And with all this additional work, there’s another thing left out of the conversation: pay.
“They haven’t spoken anything about money yet,” Hendrix said. “That’s an issue with me, and I think it’s an issue with a lot of the other drivers.”
Hendrix says the union brought up the idea of hazard pay, but it was never granted.
What The Bus Ride Will Look Like
Students in Woodbridge will board the bus single file. Interim Superintendent Christine Syriac said students will load back to front and then unload front to back. A third of students have indicated they plan to ride the bus, but the district will keep the same fleet of buses running to allow for ample social distancing.
“Students must wear a mask on the bus,” Syriac said. “The bus driver will have masks in case the student did not have a mask when they were getting on the bus. And in addition to that, we will have monitors on the bus for the first two weeks of school.”
Most districts are employing monitors, according to Brad Cohen, president of the Connecticut Operators School Transportation Association. While the state recommends using monitors, ultimately that question will come down to money, Cohen said, and drivers will be left with the rest of the work.
“Where there aren’t monitors, the drivers will do the best that they can,” Cohen said, “but naturally their most important job is making sure they get their students there safely, so they have to keep their eyes on the road.”
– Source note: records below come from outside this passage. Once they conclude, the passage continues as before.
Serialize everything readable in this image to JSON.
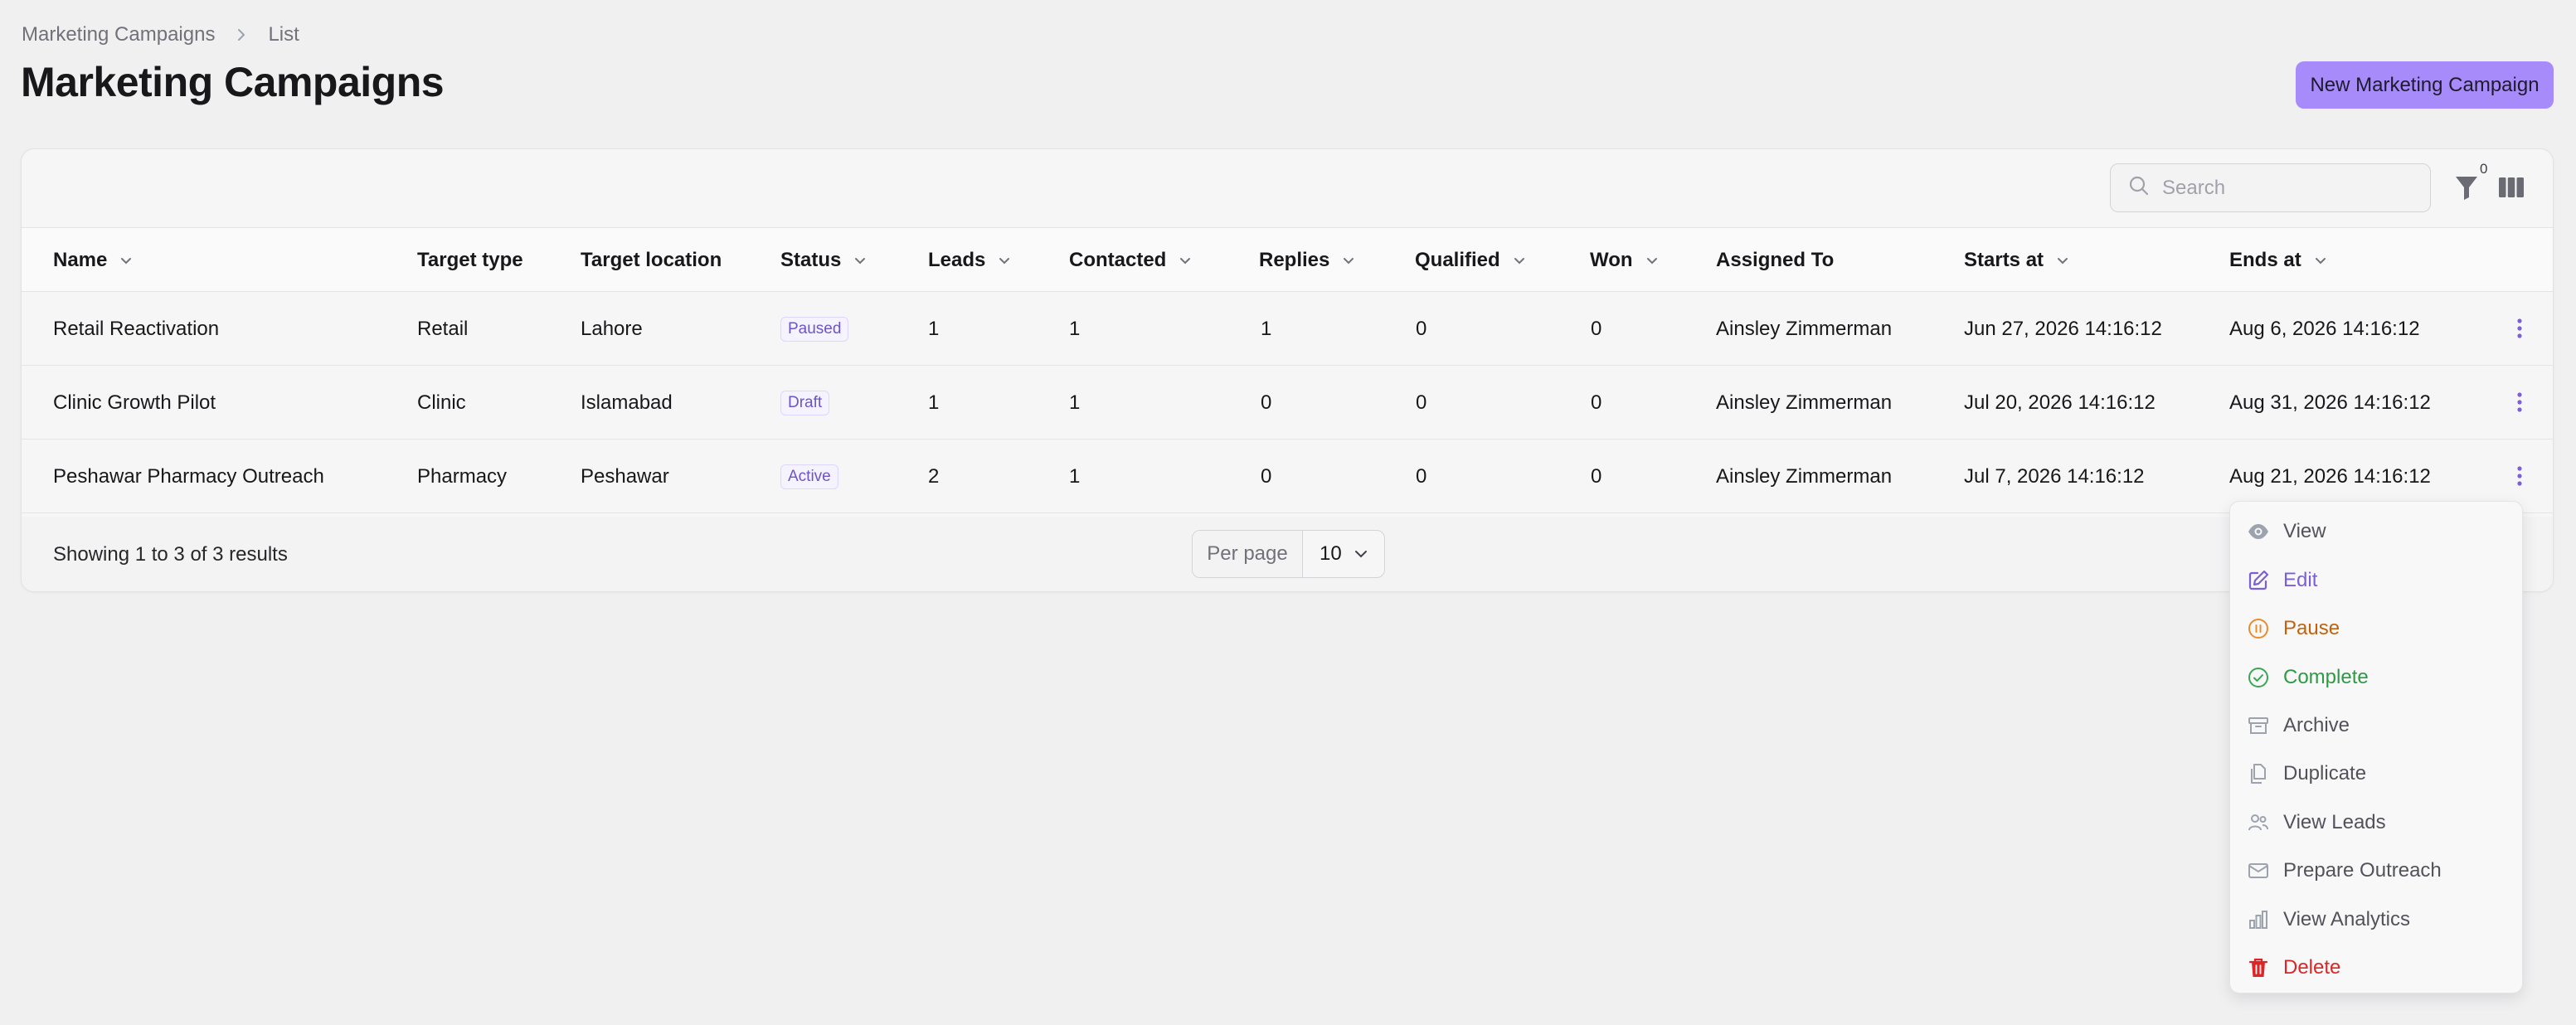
{
  "breadcrumb": {
    "parent": "Marketing Campaigns",
    "current": "List"
  },
  "page_title": "Marketing Campaigns",
  "new_button": "New Marketing Campaign",
  "toolbar": {
    "search_placeholder": "Search",
    "filter_count": "0"
  },
  "columns": [
    "Name",
    "Target type",
    "Target location",
    "Status",
    "Leads",
    "Contacted",
    "Replies",
    "Qualified",
    "Won",
    "Assigned To",
    "Starts at",
    "Ends at"
  ],
  "rows": [
    {
      "name": "Retail Reactivation",
      "target_type": "Retail",
      "target_location": "Lahore",
      "status": "Paused",
      "leads": "1",
      "contacted": "1",
      "replies": "1",
      "qualified": "0",
      "won": "0",
      "assigned_to": "Ainsley Zimmerman",
      "starts_at": "Jun 27, 2026 14:16:12",
      "ends_at": "Aug 6, 2026 14:16:12"
    },
    {
      "name": "Clinic Growth Pilot",
      "target_type": "Clinic",
      "target_location": "Islamabad",
      "status": "Draft",
      "leads": "1",
      "contacted": "1",
      "replies": "0",
      "qualified": "0",
      "won": "0",
      "assigned_to": "Ainsley Zimmerman",
      "starts_at": "Jul 20, 2026 14:16:12",
      "ends_at": "Aug 31, 2026 14:16:12"
    },
    {
      "name": "Peshawar Pharmacy Outreach",
      "target_type": "Pharmacy",
      "target_location": "Peshawar",
      "status": "Active",
      "leads": "2",
      "contacted": "1",
      "replies": "0",
      "qualified": "0",
      "won": "0",
      "assigned_to": "Ainsley Zimmerman",
      "starts_at": "Jul 7, 2026 14:16:12",
      "ends_at": "Aug 21, 2026 14:16:12"
    }
  ],
  "footer": {
    "results_text": "Showing 1 to 3 of 3 results",
    "per_page_label": "Per page",
    "per_page_value": "10"
  },
  "menu": {
    "view": "View",
    "edit": "Edit",
    "pause": "Pause",
    "complete": "Complete",
    "archive": "Archive",
    "duplicate": "Duplicate",
    "view_leads": "View Leads",
    "prepare_outreach": "Prepare Outreach",
    "view_analytics": "View Analytics",
    "delete": "Delete"
  },
  "colors": {
    "primary": "#a78bfa",
    "edit": "#7c5fd6",
    "pause": "#c2620c",
    "complete": "#2f9a45",
    "delete": "#dc2626",
    "neutral": "#52525b"
  }
}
He says Connecticut guidelines allow for full capacity on buses at the moment given the low rate of virus infection. But if that infection level goes up, limits on bus capacity will drop to 50%.
After the two weeks with monitors, children on the bus who don’t follow the protocols will only be subject to reprimand once they arrive at school. And for Hendrix, that’s a problem.
”If they refuse to wear a mask, you turn the child in, Hendrix said, “but meanwhile, they’re sitting on the bus with no mask all this time. So that’s something that really needs to be taken another look at.”
Depending on how districts choose to regulate the ride to school, it could become another place for the virus to hitch a ride.
Ali Oshinskie is a corps member with Report for America, a national service program that places